“The medical school will be built on the strong founding principles and ethos of the University of Chester, which include service to the community, compassion, and the education and training of those with a vocation, including teachers and healthcare professionals.”   

Student doctors at Chester will follow a four-year graduate-entry programme, based on the highly successful Warwick Medical School course, with which Chester has been working for many years.   

Professor Sudhesh Kumar OBE, Dean of Warwick Medical School, said: “We are absolutely delighted to see our partnership with the University of Chester to establish a new medical school in Chester come to fruition at long last. This success owes thanks to the skill and determination of colleagues at both universities who brought our shared vision into being, and is a testament to our institutions’ commitment to excellence in the training of tomorrow’s doctors.  

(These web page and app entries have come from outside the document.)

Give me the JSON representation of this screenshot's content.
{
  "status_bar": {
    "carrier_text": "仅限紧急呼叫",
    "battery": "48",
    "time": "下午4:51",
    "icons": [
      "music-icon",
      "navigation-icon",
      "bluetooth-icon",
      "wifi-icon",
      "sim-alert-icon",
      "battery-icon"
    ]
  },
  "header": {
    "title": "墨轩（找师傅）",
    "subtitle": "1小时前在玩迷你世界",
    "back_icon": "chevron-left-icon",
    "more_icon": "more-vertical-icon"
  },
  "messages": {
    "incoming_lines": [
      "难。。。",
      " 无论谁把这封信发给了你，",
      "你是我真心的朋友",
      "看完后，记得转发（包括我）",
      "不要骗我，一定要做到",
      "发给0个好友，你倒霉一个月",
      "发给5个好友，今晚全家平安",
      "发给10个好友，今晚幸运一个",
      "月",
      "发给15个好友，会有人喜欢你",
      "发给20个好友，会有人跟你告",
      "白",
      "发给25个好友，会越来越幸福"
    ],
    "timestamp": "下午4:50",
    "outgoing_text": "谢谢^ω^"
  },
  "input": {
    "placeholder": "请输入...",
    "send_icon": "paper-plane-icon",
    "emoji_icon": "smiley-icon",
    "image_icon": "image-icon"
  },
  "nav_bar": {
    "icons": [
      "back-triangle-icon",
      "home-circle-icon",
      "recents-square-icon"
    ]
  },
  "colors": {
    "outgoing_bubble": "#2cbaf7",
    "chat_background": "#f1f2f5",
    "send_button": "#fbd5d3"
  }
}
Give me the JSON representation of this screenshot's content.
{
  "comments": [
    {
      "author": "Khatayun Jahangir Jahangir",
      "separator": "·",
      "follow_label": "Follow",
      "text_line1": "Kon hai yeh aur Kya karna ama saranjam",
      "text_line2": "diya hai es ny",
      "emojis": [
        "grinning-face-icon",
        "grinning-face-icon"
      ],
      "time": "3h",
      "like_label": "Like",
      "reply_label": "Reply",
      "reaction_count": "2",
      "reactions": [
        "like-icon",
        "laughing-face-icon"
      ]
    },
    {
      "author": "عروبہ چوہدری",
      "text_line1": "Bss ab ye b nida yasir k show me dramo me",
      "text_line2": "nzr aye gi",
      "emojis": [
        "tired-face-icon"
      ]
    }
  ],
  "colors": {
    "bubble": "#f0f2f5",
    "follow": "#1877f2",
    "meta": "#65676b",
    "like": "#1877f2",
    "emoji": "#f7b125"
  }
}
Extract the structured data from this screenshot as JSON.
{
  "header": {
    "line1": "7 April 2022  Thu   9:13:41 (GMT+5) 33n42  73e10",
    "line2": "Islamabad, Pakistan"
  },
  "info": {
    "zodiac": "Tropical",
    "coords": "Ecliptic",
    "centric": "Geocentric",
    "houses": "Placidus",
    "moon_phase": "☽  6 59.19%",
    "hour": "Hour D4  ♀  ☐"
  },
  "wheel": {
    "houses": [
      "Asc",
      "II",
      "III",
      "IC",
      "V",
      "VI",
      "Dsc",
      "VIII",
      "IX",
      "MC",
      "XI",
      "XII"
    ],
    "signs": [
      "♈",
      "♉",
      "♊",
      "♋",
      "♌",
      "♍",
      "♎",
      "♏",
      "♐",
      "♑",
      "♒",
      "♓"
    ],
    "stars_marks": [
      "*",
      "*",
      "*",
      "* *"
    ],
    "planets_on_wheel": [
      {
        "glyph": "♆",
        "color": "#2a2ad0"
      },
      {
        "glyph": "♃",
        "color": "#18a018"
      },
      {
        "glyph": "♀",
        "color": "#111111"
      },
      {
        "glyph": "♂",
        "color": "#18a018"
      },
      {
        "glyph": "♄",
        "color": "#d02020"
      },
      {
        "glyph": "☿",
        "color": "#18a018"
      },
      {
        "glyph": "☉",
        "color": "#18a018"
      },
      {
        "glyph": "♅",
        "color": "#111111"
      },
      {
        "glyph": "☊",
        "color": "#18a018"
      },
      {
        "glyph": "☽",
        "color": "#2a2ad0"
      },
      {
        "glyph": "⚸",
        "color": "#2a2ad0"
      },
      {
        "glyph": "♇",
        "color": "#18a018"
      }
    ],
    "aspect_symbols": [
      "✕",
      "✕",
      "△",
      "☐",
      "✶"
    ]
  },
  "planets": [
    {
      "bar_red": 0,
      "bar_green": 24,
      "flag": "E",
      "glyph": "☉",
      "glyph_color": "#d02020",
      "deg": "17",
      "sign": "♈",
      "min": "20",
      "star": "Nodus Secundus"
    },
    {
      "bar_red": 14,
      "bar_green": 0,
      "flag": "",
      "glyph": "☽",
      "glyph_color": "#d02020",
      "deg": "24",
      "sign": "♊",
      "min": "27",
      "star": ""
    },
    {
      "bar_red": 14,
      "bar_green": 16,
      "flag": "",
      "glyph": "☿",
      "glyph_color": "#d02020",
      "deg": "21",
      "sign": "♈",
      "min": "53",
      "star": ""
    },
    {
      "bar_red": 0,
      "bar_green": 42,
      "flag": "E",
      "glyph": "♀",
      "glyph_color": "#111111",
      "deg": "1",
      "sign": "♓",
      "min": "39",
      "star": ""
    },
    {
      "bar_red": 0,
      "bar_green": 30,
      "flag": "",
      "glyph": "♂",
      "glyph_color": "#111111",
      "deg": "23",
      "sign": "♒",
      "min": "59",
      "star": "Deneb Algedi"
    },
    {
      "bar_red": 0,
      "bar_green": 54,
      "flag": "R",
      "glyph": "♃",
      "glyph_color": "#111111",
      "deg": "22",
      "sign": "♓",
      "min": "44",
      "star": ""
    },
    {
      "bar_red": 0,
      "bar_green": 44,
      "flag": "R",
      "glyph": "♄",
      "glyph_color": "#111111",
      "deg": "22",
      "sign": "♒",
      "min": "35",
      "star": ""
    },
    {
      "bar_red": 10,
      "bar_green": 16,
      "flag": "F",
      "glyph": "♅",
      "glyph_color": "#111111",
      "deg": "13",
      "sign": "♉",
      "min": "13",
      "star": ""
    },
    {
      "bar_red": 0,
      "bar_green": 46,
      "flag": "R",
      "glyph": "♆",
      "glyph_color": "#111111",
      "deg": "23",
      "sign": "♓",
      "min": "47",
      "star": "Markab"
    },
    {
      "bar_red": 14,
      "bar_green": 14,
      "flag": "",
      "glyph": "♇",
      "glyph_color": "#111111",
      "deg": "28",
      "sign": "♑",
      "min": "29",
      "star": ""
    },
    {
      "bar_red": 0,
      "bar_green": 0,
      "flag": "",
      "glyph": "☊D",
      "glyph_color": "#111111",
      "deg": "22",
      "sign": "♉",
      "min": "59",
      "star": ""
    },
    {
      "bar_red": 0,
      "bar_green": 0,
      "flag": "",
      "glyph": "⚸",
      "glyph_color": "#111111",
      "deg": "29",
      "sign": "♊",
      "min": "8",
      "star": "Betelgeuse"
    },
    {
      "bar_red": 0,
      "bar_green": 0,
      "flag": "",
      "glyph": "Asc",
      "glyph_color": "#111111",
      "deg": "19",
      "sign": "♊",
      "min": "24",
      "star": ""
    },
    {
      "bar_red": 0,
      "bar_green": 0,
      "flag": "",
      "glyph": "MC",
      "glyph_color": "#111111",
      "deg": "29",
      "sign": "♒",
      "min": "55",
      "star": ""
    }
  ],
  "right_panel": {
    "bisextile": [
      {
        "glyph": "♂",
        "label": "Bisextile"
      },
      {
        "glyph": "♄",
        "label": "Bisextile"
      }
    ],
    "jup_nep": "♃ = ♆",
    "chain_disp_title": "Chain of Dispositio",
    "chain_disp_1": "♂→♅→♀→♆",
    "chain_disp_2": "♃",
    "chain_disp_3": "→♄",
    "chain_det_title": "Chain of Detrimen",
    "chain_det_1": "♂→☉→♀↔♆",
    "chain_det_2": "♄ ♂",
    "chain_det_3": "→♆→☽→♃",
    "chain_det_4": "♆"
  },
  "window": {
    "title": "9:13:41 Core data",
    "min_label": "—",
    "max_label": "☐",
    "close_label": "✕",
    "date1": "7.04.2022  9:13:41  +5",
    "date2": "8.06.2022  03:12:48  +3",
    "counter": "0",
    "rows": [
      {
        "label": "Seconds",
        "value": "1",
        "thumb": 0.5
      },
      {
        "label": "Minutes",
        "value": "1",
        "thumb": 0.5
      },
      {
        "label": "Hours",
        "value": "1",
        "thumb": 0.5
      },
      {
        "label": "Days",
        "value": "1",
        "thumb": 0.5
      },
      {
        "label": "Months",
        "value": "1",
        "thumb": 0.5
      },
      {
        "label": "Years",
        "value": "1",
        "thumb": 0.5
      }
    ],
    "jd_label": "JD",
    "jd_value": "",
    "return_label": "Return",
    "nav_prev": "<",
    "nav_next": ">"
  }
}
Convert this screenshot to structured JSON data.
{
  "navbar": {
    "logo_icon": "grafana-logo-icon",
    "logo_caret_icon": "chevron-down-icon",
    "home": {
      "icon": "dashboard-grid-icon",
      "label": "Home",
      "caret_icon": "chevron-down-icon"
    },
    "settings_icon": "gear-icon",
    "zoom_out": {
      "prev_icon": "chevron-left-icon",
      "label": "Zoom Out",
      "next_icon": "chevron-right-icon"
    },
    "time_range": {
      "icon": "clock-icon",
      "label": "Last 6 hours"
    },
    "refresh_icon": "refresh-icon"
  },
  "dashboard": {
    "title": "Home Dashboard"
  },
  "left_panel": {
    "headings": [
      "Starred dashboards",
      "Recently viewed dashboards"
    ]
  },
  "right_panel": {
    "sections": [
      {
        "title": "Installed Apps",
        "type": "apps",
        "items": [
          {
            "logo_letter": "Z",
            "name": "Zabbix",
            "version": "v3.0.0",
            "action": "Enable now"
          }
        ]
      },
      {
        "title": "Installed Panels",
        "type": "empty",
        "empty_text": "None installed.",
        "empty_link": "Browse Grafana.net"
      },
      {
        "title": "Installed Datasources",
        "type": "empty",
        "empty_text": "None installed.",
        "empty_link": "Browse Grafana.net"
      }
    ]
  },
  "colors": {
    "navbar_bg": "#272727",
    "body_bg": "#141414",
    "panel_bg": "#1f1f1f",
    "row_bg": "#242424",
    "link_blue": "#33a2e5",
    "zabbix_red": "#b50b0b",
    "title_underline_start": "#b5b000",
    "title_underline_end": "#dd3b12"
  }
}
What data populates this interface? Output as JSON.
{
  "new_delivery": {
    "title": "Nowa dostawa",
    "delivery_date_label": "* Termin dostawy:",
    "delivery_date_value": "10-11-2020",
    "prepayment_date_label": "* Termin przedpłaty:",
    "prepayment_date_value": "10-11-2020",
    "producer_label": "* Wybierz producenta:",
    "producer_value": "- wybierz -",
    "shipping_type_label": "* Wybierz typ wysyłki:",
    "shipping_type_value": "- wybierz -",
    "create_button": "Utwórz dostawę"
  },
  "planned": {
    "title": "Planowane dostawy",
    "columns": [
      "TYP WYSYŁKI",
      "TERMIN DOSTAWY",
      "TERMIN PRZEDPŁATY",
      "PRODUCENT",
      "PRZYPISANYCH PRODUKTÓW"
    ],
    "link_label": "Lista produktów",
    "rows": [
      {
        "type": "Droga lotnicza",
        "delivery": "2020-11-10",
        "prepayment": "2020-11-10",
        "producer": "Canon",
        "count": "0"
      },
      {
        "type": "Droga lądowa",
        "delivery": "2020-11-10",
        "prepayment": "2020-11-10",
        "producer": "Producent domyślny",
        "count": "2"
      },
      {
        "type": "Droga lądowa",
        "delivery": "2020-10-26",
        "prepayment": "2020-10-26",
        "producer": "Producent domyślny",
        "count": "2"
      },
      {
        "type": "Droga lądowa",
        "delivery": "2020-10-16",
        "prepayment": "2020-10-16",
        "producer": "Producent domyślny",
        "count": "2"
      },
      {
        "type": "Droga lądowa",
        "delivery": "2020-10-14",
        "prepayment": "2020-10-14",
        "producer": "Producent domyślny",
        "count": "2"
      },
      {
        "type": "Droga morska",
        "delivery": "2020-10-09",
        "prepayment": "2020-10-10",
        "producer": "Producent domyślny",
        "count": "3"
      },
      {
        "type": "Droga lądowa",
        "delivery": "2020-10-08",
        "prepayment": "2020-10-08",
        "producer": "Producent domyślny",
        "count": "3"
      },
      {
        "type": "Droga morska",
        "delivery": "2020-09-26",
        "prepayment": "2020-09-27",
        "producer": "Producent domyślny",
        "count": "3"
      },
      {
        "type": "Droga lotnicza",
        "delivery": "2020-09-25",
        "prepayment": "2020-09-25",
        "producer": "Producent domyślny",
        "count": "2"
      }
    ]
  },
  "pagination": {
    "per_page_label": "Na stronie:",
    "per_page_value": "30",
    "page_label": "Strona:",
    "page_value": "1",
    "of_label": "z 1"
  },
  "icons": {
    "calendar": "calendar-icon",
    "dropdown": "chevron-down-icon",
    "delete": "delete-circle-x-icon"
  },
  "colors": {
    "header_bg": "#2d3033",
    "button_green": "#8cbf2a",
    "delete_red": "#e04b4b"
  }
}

 “As we face some of the biggest public health challenges of recent times, our communities are relying on highly competent, motivated and, above-all, compassionate doctors to support their health and wellbeing. We take great pride in the knowledge that a new cohort of aspiring medics will experience the opportunities and benefits of the world-class medical curriculum developed by expertise at Warwick Medical School, and that even more patients are set to benefit from it.” 

After satisfying the GMC, which oversees the training of doctors in the UK, that the University meets the rigorous requirements for training doctors, it is now awaiting an announcement from the Government that it will fund the additional medical student placements. It costs around £200,000 over four years to train each medical student. 

Share this content